Records from a dataset:

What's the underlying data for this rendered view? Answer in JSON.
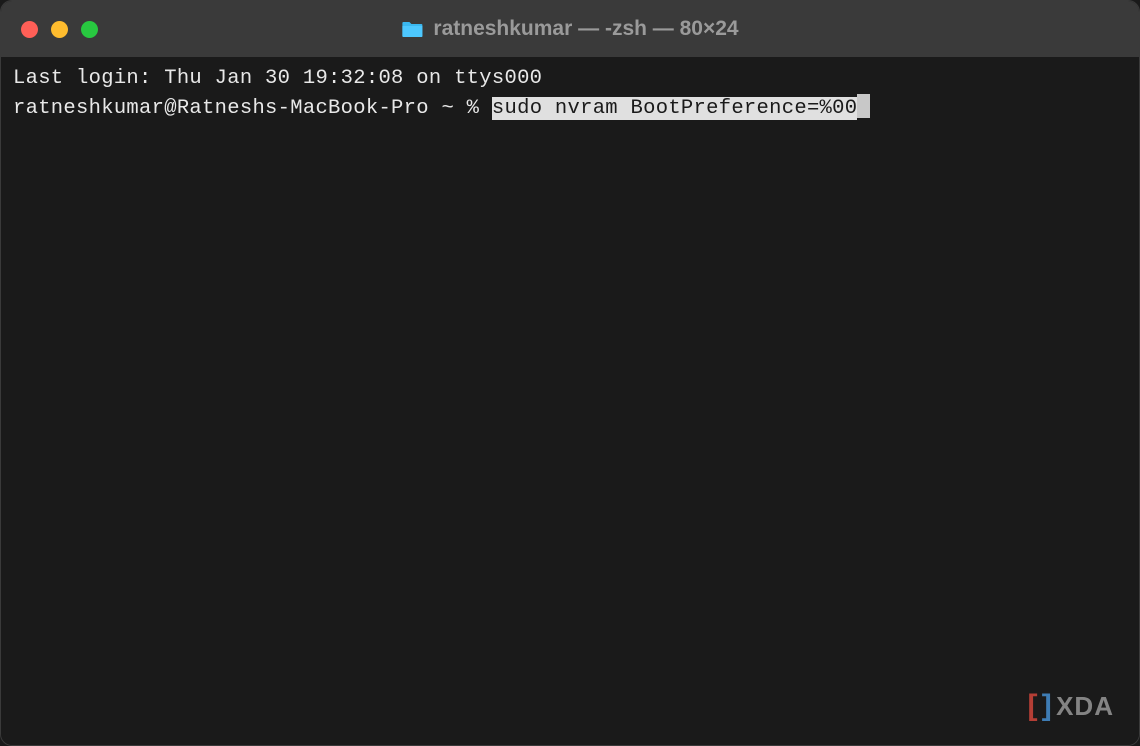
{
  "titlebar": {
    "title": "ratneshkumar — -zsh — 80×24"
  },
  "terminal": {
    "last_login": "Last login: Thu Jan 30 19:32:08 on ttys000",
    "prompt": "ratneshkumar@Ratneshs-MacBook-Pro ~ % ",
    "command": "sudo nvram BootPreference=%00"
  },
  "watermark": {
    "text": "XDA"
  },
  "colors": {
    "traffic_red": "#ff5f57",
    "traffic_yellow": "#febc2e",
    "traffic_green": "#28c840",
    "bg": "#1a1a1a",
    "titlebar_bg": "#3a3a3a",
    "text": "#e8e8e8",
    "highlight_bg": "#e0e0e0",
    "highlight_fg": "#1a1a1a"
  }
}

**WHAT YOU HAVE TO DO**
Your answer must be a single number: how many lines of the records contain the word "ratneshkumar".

**WRITTEN RESPONSE**
2